Some things I learned following Trump on Twitter

Over the past few weeks I have been paying much closer attention to Trump on Twitter in order to try to understand why he is so popular there, about his personality, and the community detractors and fans who follow him.

1. Trump’s Twitter account is really popular, obviously. In terms of engagement such as likes, comments, and re-tweets, Trump has the most popular and active account on Twitter, followed by Obama, but he tweets much less. Trump tweets regularly get between 30 to 50-thousand likes and thousands of comments.

2. Trump made Twitter great again.

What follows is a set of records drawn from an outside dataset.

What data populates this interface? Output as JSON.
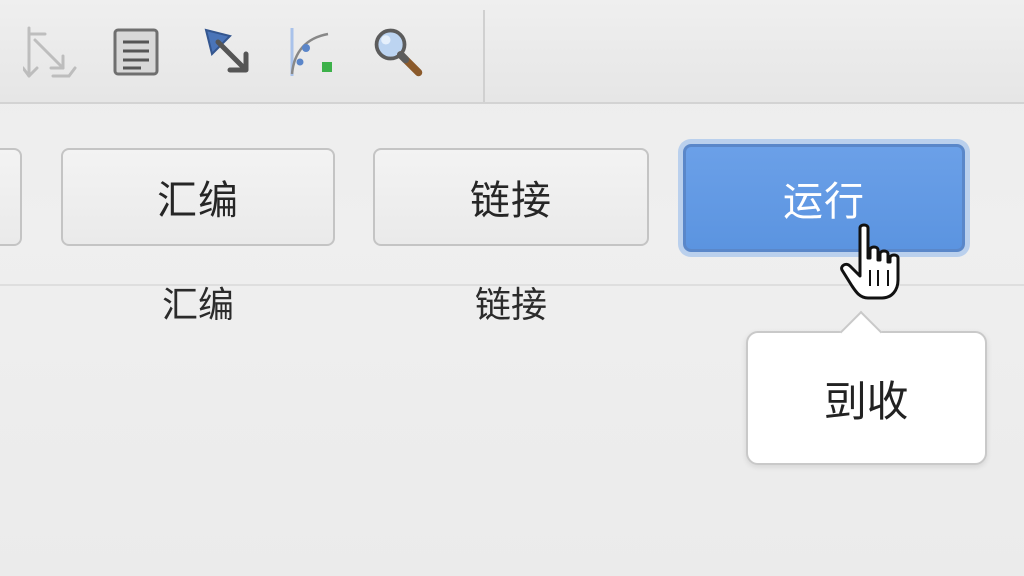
{
  "toolbar": {
    "tools": [
      {
        "icon": "route-arrows-icon"
      },
      {
        "icon": "list-document-icon"
      },
      {
        "icon": "diagonal-arrow-icon"
      },
      {
        "icon": "curve-points-icon"
      },
      {
        "icon": "magnifier-icon"
      }
    ]
  },
  "actions": {
    "assemble_label": "汇编",
    "link_label": "链接",
    "run_label": "运行",
    "assemble_caption": "汇编",
    "link_caption": "链接"
  },
  "tooltip": {
    "text": "剅收"
  },
  "colors": {
    "run_button": "#5b94e0",
    "run_focus_ring": "#7baaeb",
    "toolbar_bg": "#e8e8e8"
  }
}
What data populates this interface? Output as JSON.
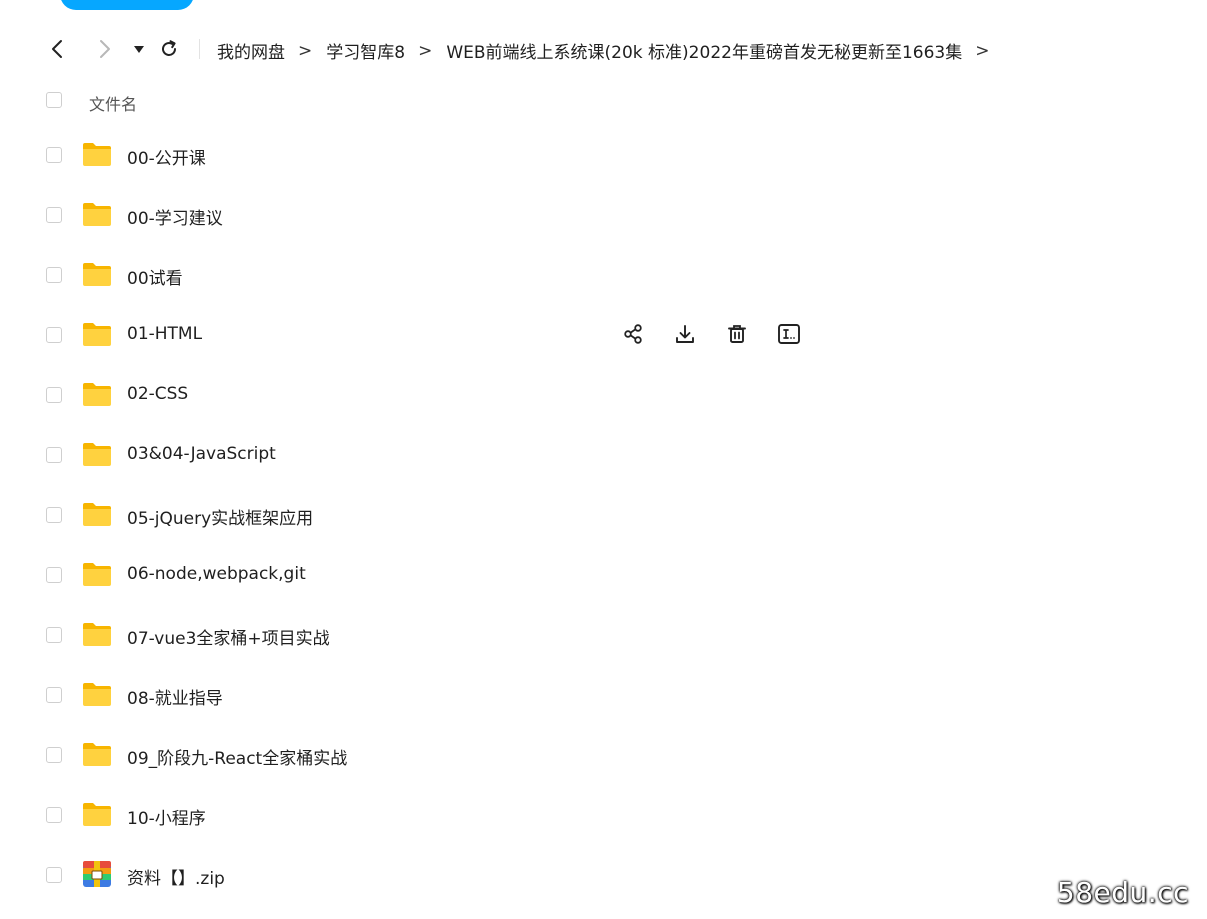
{
  "nav": {
    "back_icon": "chevron-left-icon",
    "forward_icon": "chevron-right-icon",
    "history_icon": "caret-down-icon",
    "refresh_icon": "refresh-icon"
  },
  "breadcrumb": {
    "items": [
      "我的网盘",
      "学习智库8",
      "WEB前端线上系统课(20k 标准)2022年重磅首发无秘更新至1663集"
    ],
    "separator": ">"
  },
  "list_header": {
    "name_label": "文件名"
  },
  "files": [
    {
      "name": "00-公开课",
      "type": "folder"
    },
    {
      "name": "00-学习建议",
      "type": "folder"
    },
    {
      "name": "00试看",
      "type": "folder"
    },
    {
      "name": "01-HTML",
      "type": "folder",
      "hovered": true
    },
    {
      "name": "02-CSS",
      "type": "folder"
    },
    {
      "name": "03&04-JavaScript",
      "type": "folder"
    },
    {
      "name": "05-jQuery实战框架应用",
      "type": "folder"
    },
    {
      "name": "06-node,webpack,git",
      "type": "folder"
    },
    {
      "name": "07-vue3全家桶+项目实战",
      "type": "folder"
    },
    {
      "name": "08-就业指导",
      "type": "folder"
    },
    {
      "name": "09_阶段九-React全家桶实战",
      "type": "folder"
    },
    {
      "name": "10-小程序",
      "type": "folder"
    },
    {
      "name": "资料【】.zip",
      "type": "zip"
    }
  ],
  "row_actions": [
    "share-icon",
    "download-icon",
    "delete-icon",
    "rename-icon"
  ],
  "watermark": "58edu.cc",
  "colors": {
    "accent": "#06a7ff",
    "folder": "#ffc93c",
    "text": "#1f1f1f"
  }
}
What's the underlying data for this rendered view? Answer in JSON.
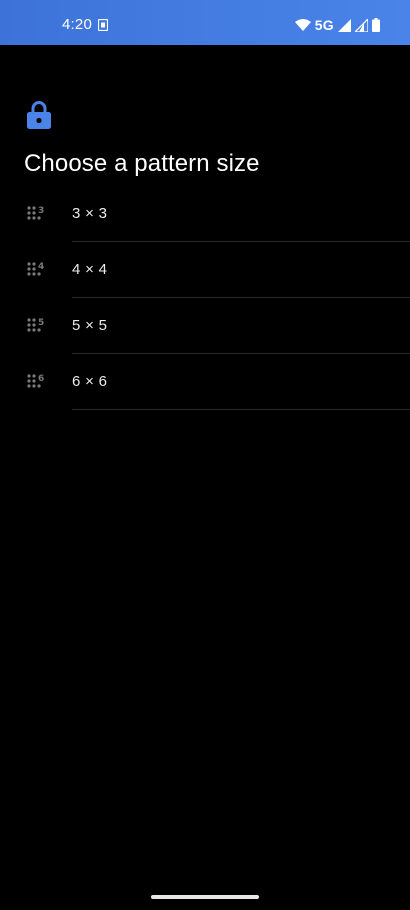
{
  "status_bar": {
    "time": "4:20",
    "network": "5G",
    "icons": [
      "sim-card-icon",
      "wifi-icon",
      "cellular-signal-icon",
      "cellular-signal-icon",
      "battery-icon"
    ]
  },
  "header": {
    "icon": "lock-icon",
    "title": "Choose a pattern size"
  },
  "options": [
    {
      "label": "3 × 3",
      "badge": "3",
      "icon": "pattern-grid-icon"
    },
    {
      "label": "4 × 4",
      "badge": "4",
      "icon": "pattern-grid-icon"
    },
    {
      "label": "5 × 5",
      "badge": "5",
      "icon": "pattern-grid-icon"
    },
    {
      "label": "6 × 6",
      "badge": "6",
      "icon": "pattern-grid-icon"
    }
  ],
  "colors": {
    "status_bar": "#4a84e8",
    "accent": "#4a84e8",
    "background": "#000000",
    "text": "#ffffff",
    "icon_muted": "#7a7a7a"
  }
}
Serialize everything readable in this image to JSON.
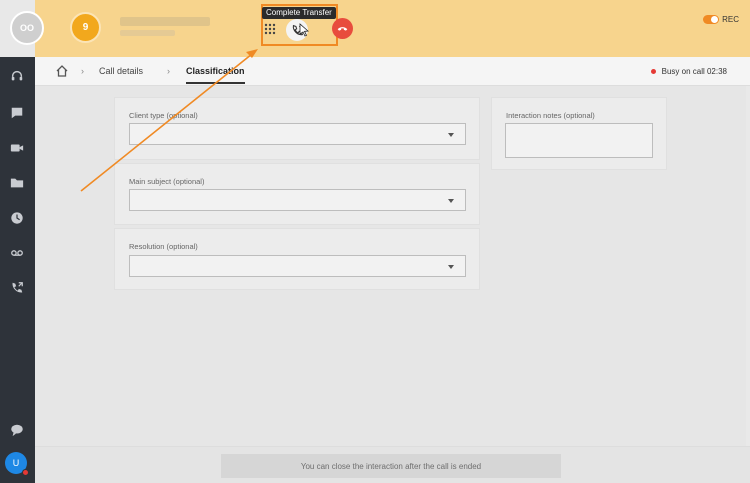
{
  "header": {
    "logo_text": "OO",
    "agent_badge": "9",
    "tooltip": "Complete Transfer",
    "rec_label": "REC"
  },
  "nav": {
    "crumbs": [
      "Call details",
      "Classification"
    ],
    "busy_text": "Busy on call 02:38"
  },
  "form": {
    "client_type_label": "Client type (optional)",
    "main_subject_label": "Main subject (optional)",
    "resolution_label": "Resolution (optional)",
    "notes_label": "Interaction notes (optional)"
  },
  "footer": {
    "close_text": "You can close the interaction after the call is ended"
  },
  "sidebar": {
    "avatar_letter": "U",
    "icons": [
      "headset-icon",
      "chat-icon",
      "video-icon",
      "folder-icon",
      "clock-icon",
      "voicemail-icon",
      "phone-transfer-icon",
      "comment-icon"
    ]
  },
  "colors": {
    "header_bg": "#f7d48d",
    "accent": "#f08a24",
    "hangup": "#e84c3d",
    "sidebar": "#2e333a"
  }
}
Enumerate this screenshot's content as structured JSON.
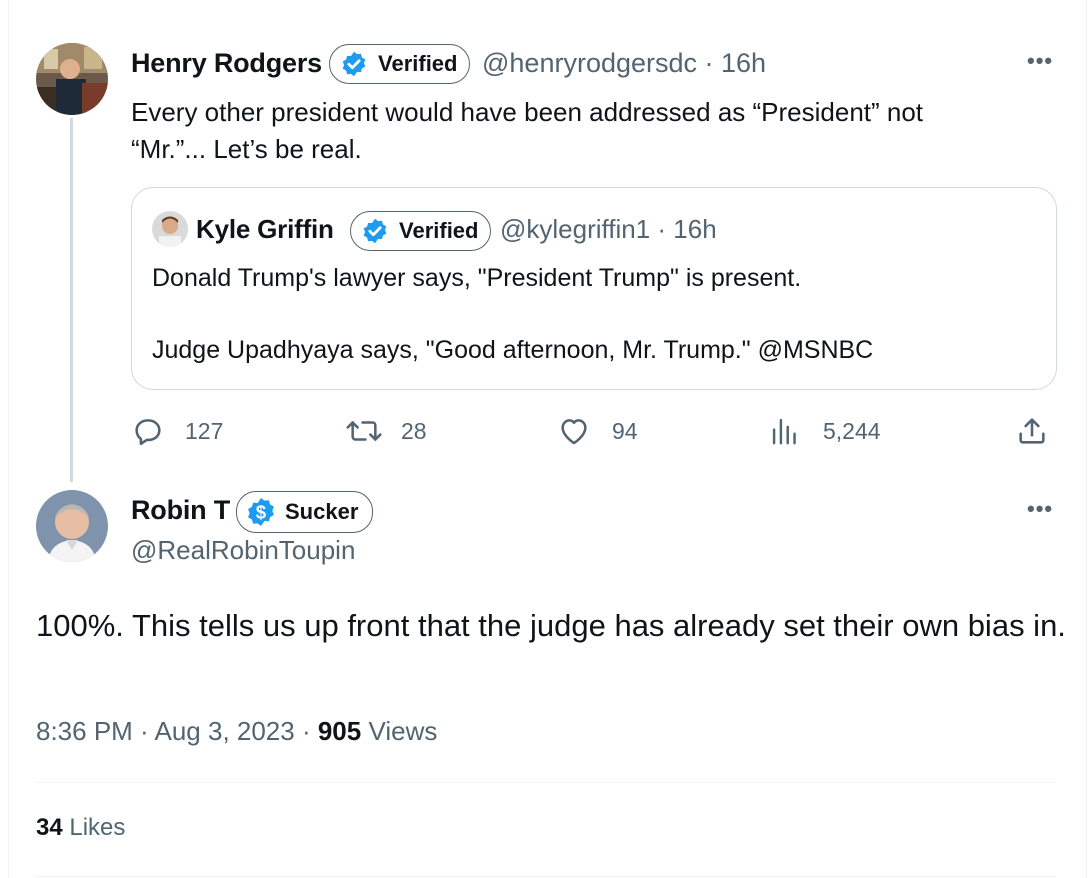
{
  "tweet": {
    "author_name": "Henry Rodgers",
    "badge_label": "Verified",
    "handle_time": "@henryrodgersdc · 16h",
    "text_line1": "Every other president would have been addressed as “President” not",
    "text_line2": "“Mr.”... Let’s be real.",
    "quote": {
      "author_name": "Kyle Griffin",
      "badge_label": "Verified",
      "handle_time": "@kylegriffin1 · 16h",
      "line1": "Donald Trump's lawyer says, \"President Trump\" is present.",
      "line2": "Judge Upadhyaya says, \"Good afternoon, Mr. Trump.\" @MSNBC"
    },
    "actions": {
      "replies": "127",
      "reposts": "28",
      "likes": "94",
      "views": "5,244"
    }
  },
  "reply": {
    "author_name": "Robin T",
    "badge_label": "Sucker",
    "handle": "@RealRobinToupin",
    "text": "100%.  This tells us up front that the judge has already set their own bias in.",
    "timestamp": "8:36 PM · Aug 3, 2023 · ",
    "views_count": "905",
    "views_label": " Views",
    "likes_count": "34",
    "likes_label": " Likes"
  },
  "icons": {
    "more": "more-dots-icon",
    "reply": "reply-icon",
    "repost": "repost-icon",
    "like": "heart-icon",
    "views": "views-icon",
    "share": "share-icon",
    "verified": "verified-check-icon",
    "dollar": "dollar-icon"
  },
  "colors": {
    "verified_blue": "#1d9bf0",
    "secondary_text": "#536471",
    "primary_text": "#0f1419"
  }
}
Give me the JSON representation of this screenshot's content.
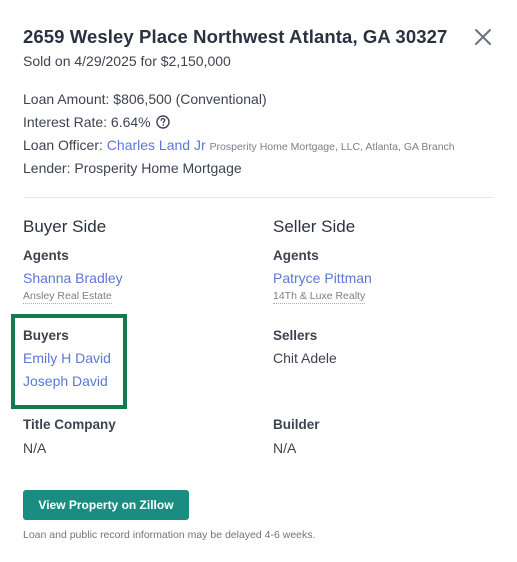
{
  "header": {
    "address": "2659 Wesley Place Northwest Atlanta, GA 30327",
    "sold_text": "Sold on 4/29/2025 for $2,150,000"
  },
  "loan": {
    "amount": "Loan Amount: $806,500 (Conventional)",
    "rate": "Interest Rate: 6.64%",
    "officer_label": "Loan Officer:",
    "officer_name": "Charles Land Jr",
    "officer_org": "Prosperity Home Mortgage, LLC, Atlanta, GA Branch",
    "lender": "Lender: Prosperity Home Mortgage"
  },
  "buyer_side": {
    "title": "Buyer Side",
    "agents_label": "Agents",
    "agent_name": "Shanna Bradley",
    "agent_brokerage": "Ansley Real Estate",
    "parties_label": "Buyers",
    "parties": [
      "Emily H David",
      "Joseph David"
    ],
    "title_company_label": "Title Company",
    "title_company_value": "N/A"
  },
  "seller_side": {
    "title": "Seller Side",
    "agents_label": "Agents",
    "agent_name": "Patryce Pittman",
    "agent_brokerage": "14Th & Luxe Realty",
    "parties_label": "Sellers",
    "parties": [
      "Chit Adele"
    ],
    "builder_label": "Builder",
    "builder_value": "N/A"
  },
  "actions": {
    "view_button": "View Property on Zillow"
  },
  "footnote": "Loan and public record information may be delayed 4-6 weeks.",
  "icons": {
    "close": "close-icon",
    "help": "help-circle-icon"
  },
  "colors": {
    "link": "#5a78d6",
    "button": "#1b8c82",
    "highlight": "#137a4d"
  }
}
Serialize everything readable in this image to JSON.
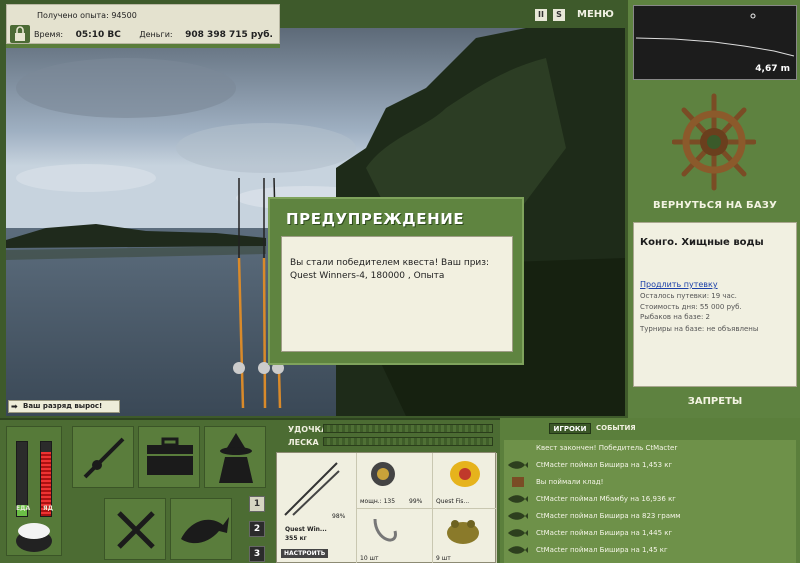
{
  "info": {
    "experience_label": "Получено опыта:",
    "experience_value": "94500",
    "time_label": "Время:",
    "time_value": "05:10 ВС",
    "money_label": "Деньги:",
    "money_value": "908 398 715 руб."
  },
  "topbar": {
    "pause": "II",
    "speed": "S",
    "menu": "МЕНЮ"
  },
  "depth": {
    "value": "4,67 m"
  },
  "base": {
    "return_label": "ВЕРНУТЬСЯ НА БАЗУ",
    "location": "Конго. Хищные воды",
    "extend_link": "Продлить путевку",
    "lines": [
      "Осталось путевки: 19 час.",
      "Стоимость дня: 55 000 руб.",
      "Рыбаков на базе: 2",
      "Турниры на базе: не объявлены"
    ],
    "bans_label": "ЗАПРЕТЫ"
  },
  "toast": "Ваш разряд вырос!",
  "modal": {
    "title": "ПРЕДУПРЕЖДЕНИЕ",
    "message": "Вы стали победителем квеста! Ваш приз: Quest Winners-4, 180000 , Опыта"
  },
  "meters": {
    "food_label": "ЕДА",
    "poison_label": "ЯД",
    "food_level": 0.15,
    "poison_level": 0.85
  },
  "hotbar": {
    "buttons": [
      "1",
      "2",
      "3"
    ],
    "selected": "2"
  },
  "tackle": {
    "rod_label": "УДОЧКА",
    "line_label": "ЛЕСКА",
    "rod_name": "Quest Win...",
    "rod_weight": "355 кг",
    "rod_percent": "98%",
    "reel_label": "мощн.: 135",
    "reel_percent": "99%",
    "lure_label": "Quest Fis...",
    "hook_count": "10 шт",
    "bait_count": "9 шт",
    "setup_label": "НАСТРОИТЬ"
  },
  "events": {
    "tabs": [
      "ИГРОКИ",
      "СОБЫТИЯ"
    ],
    "active_tab": "ИГРОКИ",
    "items": [
      {
        "icon": "none",
        "text": "Квест закончен! Победитель CtMacter"
      },
      {
        "icon": "fish",
        "text": "CtMacter поймал Бишира на 1,453 кг"
      },
      {
        "icon": "chest",
        "text": "Вы поймали клад!"
      },
      {
        "icon": "fish",
        "text": "CtMacter поймал Мбамбу на 16,936 кг"
      },
      {
        "icon": "fish",
        "text": "CtMacter поймал Бишира на 823 грамм"
      },
      {
        "icon": "fish",
        "text": "CtMacter поймал Бишира на 1,445 кг"
      },
      {
        "icon": "fish",
        "text": "CtMacter поймал Бишира на 1,45 кг"
      }
    ]
  },
  "colors": {
    "panel_green": "#5e8240",
    "dark_green": "#3e5a2b",
    "cream": "#f2f0e0",
    "link_blue": "#1a3fa8"
  }
}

Love him or hate him, Trump played a major role in the resurrection of Twitter. In 2015-2016 Twitter was close to dead, and its stock price had fallen from as high as $55 in 2013 after its IPO, to as low as $16. Twitter was mostly used for celeb gossip and social-justice causes, but Trump began the trend of conservative politicians joining Twitter and increasing their presences there, and this catered to a demographic that is older and has more disposable income, as opposed to celeb accounts that cater to young people, who tend to have less money. Trump’s immense popularity and controversy generates millions of pageviews and millions ad-clicks and impressions, hence more revenue for Twitter. Trump also made Twitter more relevant as a go-to news and media source. When a story breaks, rather then checking Facebook, turning on CNN, or visiting news sites, people go directly to Twitter. Consequently, Twitter’s stock price has recovered to the low 40’s, a gain of over 165 percent from its 2016 lows.

3. The comments are a shitshow, as would be expected given the absence of any sort of moderation or rules besides Twitter’s TOS (which as we all know, is not enforced equally). By my estimate, as many as 80-90 percent of the comments are critical Trump, and such comments rise to the top due to Twitter’s comment sorting algorithms, although, occasionally, pro-Trump comments will do well. It’s interesting, if not somewhat unsettling, how both sides want to see their respective opponents in jail, as if that is the solution to political disagreement, whether it’s Hillary for prison or Trump for prison. It’s strait from the Soviet playbook.

4. Trump really wants to be liked and ‘do good’. There are two contrasting sides to Trump: his divisive public persona, yet also a compassionate side. Trump has been tweeting a ton about Hurricane Dorian, and he tweeted multiple times a life-stream of his attendance of a FEMA briefing. It’s evident he wants to help people affected by Dorian and that he is deeply engaged in what is going on. This suggests that Trump want to do good and be liked, even if his message is occluded by politics and personal and media biases. Despite the left-wing media narrative of how Trump disrespects foreign leaders and or how foreign leaders don’t respect Trump, Trump’s August attendance of the G-7 summit in France was a success, and Trump was magnanimous, almost to a fault, in praising his meeting with Macron, Trudeau and other leaders.

5. Trump is deft at switching from his playful side of taunting the media and other politicians, to being deadly serious, whether it’s about natural disasters or mass shootings, such as the recent shooting in Odessa, Texas that claimed five lives.

6. Trump tweets a lot. Trump is a prolific tweeter, much more so than Obama, who despite being on Twitter since 2007 (compared to Trump, who joined in 2009) has only 15-thousand tweets, compared to Trump’s 44-thousand. Trump will tweet as often as 25 times a day, often in bursts of 5 or more tweets. I’ve seen him post as many as 13 tweets in succession. It can be hard to keep up unless you have Twitter open all day.

7. Trump is really ‘dialed in’ to policy. Some may say Trump is nonchalant, indifferent, or intellectually lazy, but such labels would probably apply more to the past two presidents than Trump, who like Bill Clinton seems to know what is going on around him and is keeping close tabs on everything and everyone around him. Trump has intense interest in the Fed, China, the stock market, the US economy, natural disasters, and the media, in ways that past presidents have not. As president, Reagan spent month-long stretches on his ranch, possibly to escape the world around him and the commotion of Washington. George W. Bush was also similarly detached and delegated a lot to his advisers, especially Cheney. But Trump wants to dive head-first into what is going on. What is going with China, or about the G-7 meeting in France , which he attended and tweeted a lot about.